Bratton said that this will be a long engagement with the Dodgers that will include a review of security policies at the stadium and at the parking lot. He said he will not only work with the analysis, but also the implementation.
Dodgers owner Frank McCourt said in a phone interview that Bratton was the most logical choice to review Dodgers security.
"Bill was an expert in public safety. He's one of the world's experts in that area, and he knows L.A. like the back of his hand," McCourt said.
Two witnesses to the beating of Giants fan Bryan Stow on opening day described the scene in the stadium parking lot.
"He was out from the punch," said Joe Lagano. "He hit the back of his head on the pavement and at that point the guy who attacked him came up and started kicking him."
The Santa Cruz resident was attacked by two suspects wearing Dodger gear. He remains in a medically induced coma.
"We knew it was bad, we saw the bleeding from his ears," said another witness, Dolores Donley, who was with Lagano. "It was bad."
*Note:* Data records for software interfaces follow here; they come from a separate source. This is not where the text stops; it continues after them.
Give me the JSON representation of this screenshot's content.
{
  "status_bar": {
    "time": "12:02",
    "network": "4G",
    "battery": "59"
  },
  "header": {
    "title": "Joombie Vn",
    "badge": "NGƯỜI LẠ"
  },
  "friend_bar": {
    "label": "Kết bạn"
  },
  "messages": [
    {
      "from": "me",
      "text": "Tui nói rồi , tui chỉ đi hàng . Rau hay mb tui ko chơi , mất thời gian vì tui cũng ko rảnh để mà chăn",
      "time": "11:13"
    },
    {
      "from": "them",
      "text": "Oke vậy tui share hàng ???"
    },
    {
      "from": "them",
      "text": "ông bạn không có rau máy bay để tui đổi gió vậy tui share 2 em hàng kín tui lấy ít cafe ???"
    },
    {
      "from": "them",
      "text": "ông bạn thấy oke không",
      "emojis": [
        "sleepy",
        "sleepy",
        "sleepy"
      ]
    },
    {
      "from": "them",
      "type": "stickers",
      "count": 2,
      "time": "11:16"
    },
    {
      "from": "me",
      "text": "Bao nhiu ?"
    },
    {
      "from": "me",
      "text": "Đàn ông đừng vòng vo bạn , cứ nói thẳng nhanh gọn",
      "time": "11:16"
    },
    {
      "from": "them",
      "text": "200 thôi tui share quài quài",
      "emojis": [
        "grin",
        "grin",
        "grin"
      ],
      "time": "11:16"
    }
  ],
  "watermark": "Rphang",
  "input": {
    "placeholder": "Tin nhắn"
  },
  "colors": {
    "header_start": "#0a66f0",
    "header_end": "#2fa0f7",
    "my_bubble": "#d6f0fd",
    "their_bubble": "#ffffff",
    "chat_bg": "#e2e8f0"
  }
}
Both witnesses said that when the assailants started pummeling Stow, Dodger security couldn't be found.
"It probably took about 10 to15 minutes before anybody from the stadium showed up," Lagano said. "It seemed like he was down forever."
In a news conference Thursday, Mayor Antonio Villaraigosa and LAPD Chief Charlie Beck tried to deflect criticism away from the Dodgers organization.
Beck said the LAPD has let the Dodgers handle their own security, but that will now be changing with a stepped-up police presence in and around the stadium.
"You're going to see a sea of blue, and it's not going to be Dodger blue," Beck said. "It's going to be LAPD blue."
Both the Mayor and Beck said they plan to bill the team for the extra officers. Though they didn't say how much that would be, they said the increased police presence will be substantial.
"This will be a game changer," Beck said. "People will be awed by the response of the L.A. Police Department to this because we will not suffer this as a city again."
Los Angeles resident Lelan Zales says he's not only worried about security inside the stadium, but also out on the streets and in the surrounding parks.
"A lot of people out here are drinking. I've seen them give citations to people for having alcohol in the park," Zales said.
Zales said he has lived in the community around Dodger Stadium for 30 years and says drinking is a problem in the area.
"It's just knuckleheads that are out of control," Zales said. "They beat a guy almost to death, for what?"
Bratton said alcohol consumption at games will be looked into.
"Unfortunately, alcohol often times is a contributing factor, a significant factor," Bratton said. "At the same time, you also have, unfortunately, a lot of knuckleheads out there who don't necessarily need the inducement of alcohol."
Some Los Angeles residents said they don't feel security is an issue.
"Occasionally, I've been called 'shaggy' walking past the traffic as they're getting out of the game, but I've never felt threatened," said Freddy Cristy of Los Angeles. "For the amount of people who are going past that street, most Dodger fans seem to actually be really polite."
There is a $100,000 reward for information that leads to the arrest of the suspects. According to a report in the Los Angeles Times, radio personality Tom Leykis said he was adding $50,000 to the reward.
Anyone with information is urged to call (877) LAPD-24-7.